Task material
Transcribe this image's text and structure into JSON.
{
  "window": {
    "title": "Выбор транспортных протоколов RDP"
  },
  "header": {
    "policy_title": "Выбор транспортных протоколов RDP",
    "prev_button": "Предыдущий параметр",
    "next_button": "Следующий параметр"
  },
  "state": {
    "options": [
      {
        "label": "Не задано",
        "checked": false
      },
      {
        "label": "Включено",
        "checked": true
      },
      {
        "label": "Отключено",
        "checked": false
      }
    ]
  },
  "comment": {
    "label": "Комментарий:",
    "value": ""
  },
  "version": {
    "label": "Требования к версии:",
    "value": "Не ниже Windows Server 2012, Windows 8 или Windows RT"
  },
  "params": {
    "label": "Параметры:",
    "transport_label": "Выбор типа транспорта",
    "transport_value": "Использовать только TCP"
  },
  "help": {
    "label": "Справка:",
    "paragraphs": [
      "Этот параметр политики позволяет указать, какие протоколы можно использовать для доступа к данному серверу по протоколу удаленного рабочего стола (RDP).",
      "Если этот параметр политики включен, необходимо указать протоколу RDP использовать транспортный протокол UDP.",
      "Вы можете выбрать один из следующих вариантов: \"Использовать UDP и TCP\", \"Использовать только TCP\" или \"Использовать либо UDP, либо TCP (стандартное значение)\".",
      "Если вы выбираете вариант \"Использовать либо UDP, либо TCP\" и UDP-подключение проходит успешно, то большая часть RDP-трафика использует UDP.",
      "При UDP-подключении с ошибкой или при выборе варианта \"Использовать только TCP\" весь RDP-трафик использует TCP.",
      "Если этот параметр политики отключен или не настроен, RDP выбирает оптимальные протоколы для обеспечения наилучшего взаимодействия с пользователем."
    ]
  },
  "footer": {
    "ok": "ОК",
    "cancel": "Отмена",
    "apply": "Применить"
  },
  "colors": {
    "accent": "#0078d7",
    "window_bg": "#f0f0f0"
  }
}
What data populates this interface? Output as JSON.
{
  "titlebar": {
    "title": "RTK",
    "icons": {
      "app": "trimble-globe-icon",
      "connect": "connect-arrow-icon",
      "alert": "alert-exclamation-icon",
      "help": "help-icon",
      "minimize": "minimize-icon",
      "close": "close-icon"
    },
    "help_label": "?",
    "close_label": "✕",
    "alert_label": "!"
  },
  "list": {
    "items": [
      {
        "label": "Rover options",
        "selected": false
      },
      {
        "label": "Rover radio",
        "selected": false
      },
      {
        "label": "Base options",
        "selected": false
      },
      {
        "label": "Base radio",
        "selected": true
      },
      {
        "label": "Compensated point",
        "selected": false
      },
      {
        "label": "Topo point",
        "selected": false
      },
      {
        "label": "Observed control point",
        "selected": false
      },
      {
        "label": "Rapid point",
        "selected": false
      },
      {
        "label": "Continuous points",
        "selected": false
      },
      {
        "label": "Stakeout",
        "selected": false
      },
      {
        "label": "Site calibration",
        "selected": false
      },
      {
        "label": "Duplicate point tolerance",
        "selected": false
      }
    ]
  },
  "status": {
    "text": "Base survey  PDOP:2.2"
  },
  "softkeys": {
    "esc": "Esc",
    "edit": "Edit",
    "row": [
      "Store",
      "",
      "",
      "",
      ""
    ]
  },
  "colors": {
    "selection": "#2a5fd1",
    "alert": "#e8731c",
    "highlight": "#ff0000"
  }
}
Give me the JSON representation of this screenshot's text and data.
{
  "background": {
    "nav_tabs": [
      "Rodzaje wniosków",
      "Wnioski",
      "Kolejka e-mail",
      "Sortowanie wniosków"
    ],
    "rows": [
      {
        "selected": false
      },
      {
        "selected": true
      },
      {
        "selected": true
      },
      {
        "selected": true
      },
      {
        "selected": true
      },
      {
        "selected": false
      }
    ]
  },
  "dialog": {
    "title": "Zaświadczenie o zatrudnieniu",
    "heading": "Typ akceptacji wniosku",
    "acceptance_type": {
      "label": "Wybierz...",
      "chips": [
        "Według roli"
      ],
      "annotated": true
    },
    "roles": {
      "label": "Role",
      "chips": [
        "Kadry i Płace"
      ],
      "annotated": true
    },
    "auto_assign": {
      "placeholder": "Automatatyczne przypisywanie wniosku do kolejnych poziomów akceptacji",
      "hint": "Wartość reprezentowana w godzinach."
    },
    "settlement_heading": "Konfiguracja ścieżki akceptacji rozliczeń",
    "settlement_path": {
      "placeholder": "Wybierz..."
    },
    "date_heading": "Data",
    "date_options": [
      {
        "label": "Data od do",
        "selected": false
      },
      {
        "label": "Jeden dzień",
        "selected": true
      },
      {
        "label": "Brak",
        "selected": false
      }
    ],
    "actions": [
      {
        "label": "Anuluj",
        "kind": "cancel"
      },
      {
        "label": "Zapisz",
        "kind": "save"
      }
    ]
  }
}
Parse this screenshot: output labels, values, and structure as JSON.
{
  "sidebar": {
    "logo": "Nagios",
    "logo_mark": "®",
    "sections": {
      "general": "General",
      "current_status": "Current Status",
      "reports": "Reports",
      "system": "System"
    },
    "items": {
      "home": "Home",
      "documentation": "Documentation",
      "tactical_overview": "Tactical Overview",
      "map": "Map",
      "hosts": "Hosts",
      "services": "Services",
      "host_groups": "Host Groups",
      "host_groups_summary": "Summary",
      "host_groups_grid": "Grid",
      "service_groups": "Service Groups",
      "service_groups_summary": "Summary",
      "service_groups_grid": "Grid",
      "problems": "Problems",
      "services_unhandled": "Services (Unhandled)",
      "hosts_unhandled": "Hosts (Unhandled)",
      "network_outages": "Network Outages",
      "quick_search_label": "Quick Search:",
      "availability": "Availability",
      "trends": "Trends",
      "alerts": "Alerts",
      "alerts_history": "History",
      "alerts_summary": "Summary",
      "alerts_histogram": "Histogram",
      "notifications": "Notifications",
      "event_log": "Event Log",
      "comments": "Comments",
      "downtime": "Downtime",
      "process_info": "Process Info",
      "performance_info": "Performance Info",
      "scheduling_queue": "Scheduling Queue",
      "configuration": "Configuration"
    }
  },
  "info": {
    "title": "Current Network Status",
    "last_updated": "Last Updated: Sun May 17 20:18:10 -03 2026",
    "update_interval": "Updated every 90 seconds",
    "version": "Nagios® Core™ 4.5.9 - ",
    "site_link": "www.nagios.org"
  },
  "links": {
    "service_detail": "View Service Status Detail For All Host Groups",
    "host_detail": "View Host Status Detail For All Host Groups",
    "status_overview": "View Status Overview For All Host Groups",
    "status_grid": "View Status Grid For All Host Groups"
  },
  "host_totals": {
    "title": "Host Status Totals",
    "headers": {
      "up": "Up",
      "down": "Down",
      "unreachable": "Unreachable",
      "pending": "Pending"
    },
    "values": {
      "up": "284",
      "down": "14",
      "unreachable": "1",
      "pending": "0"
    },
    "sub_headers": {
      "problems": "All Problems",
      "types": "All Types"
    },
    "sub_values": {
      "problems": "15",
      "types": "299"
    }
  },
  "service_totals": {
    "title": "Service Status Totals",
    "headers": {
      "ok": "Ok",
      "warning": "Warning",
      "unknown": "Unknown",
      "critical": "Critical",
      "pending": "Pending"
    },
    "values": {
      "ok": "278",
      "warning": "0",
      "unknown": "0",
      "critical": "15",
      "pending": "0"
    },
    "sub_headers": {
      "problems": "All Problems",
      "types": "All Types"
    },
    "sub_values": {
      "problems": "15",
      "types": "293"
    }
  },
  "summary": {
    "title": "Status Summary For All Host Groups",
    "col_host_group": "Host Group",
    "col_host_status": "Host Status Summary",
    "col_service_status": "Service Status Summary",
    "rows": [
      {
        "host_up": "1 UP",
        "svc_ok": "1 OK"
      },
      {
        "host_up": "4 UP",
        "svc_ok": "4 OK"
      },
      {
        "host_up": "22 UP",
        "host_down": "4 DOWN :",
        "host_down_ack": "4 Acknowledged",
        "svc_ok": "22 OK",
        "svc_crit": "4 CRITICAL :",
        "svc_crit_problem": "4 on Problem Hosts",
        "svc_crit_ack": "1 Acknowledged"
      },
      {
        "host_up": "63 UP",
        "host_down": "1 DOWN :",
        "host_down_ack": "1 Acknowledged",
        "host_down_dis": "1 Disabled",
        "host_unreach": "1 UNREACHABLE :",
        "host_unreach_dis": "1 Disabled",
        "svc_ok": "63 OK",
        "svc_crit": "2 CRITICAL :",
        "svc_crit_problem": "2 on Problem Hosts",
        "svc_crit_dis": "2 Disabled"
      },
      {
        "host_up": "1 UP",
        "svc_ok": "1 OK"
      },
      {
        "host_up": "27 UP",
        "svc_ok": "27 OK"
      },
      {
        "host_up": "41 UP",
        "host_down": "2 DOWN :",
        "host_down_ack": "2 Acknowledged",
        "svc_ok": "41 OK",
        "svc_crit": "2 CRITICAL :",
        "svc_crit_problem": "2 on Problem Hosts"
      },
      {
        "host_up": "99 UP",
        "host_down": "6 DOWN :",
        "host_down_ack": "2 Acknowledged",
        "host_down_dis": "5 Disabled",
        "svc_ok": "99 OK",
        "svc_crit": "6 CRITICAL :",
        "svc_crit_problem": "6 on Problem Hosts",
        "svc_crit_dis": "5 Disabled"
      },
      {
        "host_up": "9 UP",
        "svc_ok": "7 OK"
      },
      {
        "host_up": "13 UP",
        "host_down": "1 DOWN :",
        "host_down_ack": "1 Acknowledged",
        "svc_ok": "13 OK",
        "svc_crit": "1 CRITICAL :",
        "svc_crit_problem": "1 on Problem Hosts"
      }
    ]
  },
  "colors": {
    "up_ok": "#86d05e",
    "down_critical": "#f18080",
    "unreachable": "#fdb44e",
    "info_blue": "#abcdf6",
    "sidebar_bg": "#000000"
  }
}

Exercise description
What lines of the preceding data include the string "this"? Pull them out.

Problem solution
Transcribe this image's text and structure into JSON.
What data populates this interface? Output as JSON.
Give me the JSON representation of this screenshot's text and data.
Parse this screenshot: output labels, values, and structure as JSON.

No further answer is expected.